Show each line from the records below in which the word "true" occurs.
##########
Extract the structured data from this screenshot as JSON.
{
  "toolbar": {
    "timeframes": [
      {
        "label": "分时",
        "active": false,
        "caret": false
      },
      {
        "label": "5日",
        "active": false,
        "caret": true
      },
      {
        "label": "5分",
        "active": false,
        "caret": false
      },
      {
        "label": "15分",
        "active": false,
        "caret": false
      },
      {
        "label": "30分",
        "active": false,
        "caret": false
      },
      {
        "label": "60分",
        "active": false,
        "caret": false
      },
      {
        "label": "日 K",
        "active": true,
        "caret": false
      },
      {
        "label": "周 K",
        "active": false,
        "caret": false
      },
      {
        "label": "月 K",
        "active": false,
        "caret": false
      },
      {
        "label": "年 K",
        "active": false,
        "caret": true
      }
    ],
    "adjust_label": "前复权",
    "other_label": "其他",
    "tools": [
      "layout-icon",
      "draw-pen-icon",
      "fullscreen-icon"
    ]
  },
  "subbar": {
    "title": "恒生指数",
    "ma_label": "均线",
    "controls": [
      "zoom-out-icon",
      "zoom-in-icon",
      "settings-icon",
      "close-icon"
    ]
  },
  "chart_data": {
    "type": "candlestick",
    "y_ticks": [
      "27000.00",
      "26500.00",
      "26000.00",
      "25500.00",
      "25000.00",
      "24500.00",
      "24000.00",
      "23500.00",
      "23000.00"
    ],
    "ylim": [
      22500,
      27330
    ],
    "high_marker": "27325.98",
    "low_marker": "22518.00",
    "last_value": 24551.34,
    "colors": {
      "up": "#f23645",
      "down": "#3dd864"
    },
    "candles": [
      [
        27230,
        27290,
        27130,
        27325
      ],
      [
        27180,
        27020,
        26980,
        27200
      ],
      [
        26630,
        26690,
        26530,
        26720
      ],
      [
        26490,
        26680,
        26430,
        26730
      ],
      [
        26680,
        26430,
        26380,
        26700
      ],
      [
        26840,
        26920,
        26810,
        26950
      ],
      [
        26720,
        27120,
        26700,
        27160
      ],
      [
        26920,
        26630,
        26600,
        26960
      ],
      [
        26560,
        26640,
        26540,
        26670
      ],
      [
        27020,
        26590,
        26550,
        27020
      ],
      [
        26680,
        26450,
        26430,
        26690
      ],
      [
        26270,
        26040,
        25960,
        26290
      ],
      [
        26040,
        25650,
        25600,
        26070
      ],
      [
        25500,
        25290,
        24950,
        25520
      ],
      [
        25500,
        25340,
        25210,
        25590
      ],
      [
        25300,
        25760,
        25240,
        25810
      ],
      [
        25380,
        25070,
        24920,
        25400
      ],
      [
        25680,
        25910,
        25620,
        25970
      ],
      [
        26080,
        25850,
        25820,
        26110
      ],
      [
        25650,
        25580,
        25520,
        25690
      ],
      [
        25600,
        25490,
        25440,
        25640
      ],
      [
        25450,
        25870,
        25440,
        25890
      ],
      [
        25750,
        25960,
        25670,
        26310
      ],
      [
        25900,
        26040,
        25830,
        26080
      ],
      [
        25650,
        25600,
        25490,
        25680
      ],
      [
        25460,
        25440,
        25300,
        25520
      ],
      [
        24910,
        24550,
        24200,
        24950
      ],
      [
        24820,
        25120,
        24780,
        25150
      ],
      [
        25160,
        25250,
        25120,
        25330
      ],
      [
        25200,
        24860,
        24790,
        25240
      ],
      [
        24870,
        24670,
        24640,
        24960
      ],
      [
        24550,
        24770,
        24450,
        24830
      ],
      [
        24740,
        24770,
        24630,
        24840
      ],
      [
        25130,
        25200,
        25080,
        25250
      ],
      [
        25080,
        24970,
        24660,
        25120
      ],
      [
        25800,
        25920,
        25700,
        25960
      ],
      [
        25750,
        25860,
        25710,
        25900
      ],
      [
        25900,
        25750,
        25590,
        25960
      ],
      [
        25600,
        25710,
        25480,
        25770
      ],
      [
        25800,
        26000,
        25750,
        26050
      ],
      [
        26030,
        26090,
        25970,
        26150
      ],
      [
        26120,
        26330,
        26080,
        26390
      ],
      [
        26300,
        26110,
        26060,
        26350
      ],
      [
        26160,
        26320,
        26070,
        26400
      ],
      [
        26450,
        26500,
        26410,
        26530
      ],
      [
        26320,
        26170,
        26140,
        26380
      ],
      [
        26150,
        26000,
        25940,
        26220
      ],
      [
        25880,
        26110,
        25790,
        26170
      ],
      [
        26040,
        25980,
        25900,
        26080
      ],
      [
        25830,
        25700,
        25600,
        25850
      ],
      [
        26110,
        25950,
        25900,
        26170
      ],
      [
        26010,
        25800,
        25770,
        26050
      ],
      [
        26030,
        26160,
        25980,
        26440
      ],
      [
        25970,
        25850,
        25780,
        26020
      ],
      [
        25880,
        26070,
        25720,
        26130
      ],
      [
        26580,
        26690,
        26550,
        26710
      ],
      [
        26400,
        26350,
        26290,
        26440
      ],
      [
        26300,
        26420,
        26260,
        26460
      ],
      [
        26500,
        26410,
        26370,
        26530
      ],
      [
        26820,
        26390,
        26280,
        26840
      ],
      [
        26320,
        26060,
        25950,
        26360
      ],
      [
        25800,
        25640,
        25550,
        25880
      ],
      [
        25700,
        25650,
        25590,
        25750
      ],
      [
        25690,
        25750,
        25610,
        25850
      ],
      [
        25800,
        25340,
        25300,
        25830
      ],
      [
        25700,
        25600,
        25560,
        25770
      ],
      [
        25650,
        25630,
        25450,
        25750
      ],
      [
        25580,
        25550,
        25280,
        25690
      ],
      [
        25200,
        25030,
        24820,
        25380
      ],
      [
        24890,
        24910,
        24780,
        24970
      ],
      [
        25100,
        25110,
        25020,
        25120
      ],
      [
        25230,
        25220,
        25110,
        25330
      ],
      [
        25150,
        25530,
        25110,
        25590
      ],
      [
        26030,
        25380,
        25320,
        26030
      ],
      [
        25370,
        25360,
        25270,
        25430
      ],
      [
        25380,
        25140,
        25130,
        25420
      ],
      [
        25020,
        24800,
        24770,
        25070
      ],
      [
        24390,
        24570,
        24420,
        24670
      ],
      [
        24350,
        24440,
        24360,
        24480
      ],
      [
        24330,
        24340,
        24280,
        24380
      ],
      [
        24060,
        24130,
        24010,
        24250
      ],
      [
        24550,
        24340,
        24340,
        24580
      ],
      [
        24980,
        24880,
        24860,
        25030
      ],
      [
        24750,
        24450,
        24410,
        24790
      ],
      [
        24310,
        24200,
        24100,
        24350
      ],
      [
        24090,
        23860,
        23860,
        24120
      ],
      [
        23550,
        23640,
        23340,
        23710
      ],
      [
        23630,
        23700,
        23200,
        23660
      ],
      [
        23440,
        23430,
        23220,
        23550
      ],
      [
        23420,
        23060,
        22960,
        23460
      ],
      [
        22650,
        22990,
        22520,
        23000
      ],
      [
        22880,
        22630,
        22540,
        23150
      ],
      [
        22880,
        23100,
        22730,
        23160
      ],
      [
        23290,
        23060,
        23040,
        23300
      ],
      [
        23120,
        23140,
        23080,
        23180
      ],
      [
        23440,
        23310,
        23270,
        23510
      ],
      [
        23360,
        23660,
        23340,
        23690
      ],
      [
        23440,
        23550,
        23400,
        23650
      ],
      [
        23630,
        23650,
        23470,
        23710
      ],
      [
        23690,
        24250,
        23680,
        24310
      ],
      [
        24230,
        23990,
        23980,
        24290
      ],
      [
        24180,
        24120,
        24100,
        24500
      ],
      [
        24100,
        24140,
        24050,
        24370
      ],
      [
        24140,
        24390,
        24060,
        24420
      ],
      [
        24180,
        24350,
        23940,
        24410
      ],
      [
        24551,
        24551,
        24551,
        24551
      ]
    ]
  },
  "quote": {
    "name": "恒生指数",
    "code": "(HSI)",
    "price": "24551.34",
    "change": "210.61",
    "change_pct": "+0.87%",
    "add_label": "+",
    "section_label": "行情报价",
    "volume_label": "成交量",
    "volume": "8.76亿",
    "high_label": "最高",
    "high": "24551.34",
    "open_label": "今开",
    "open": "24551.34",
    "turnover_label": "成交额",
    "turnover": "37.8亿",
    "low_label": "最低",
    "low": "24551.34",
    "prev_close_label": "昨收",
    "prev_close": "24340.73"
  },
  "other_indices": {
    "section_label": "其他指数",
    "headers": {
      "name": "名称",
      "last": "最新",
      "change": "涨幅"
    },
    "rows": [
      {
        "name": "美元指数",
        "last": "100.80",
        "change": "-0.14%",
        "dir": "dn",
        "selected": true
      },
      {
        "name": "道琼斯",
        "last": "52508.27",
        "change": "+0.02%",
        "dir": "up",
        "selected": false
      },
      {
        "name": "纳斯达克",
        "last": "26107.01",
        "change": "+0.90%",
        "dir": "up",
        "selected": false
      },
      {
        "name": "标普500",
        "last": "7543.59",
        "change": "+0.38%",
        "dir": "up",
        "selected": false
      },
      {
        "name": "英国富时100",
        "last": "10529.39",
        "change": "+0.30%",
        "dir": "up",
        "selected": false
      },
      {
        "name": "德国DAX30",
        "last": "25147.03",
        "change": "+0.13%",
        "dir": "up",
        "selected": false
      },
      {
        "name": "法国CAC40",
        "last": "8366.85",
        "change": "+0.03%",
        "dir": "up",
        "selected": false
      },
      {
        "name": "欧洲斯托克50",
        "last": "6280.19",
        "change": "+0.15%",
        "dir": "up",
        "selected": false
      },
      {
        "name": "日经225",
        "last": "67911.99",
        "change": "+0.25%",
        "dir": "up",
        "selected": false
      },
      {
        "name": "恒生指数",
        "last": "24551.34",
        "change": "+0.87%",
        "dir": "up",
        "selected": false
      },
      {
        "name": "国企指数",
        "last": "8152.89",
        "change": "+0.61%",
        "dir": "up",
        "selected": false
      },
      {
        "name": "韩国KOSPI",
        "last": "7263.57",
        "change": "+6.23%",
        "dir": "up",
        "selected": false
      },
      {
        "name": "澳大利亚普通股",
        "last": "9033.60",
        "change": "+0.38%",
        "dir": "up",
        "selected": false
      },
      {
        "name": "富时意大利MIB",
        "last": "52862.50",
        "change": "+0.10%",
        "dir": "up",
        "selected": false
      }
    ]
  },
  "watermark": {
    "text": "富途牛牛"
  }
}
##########
ANSWER TO THIS EXERCISE:
        "caret": true
        "active": true,
        "caret": true
        "selected": true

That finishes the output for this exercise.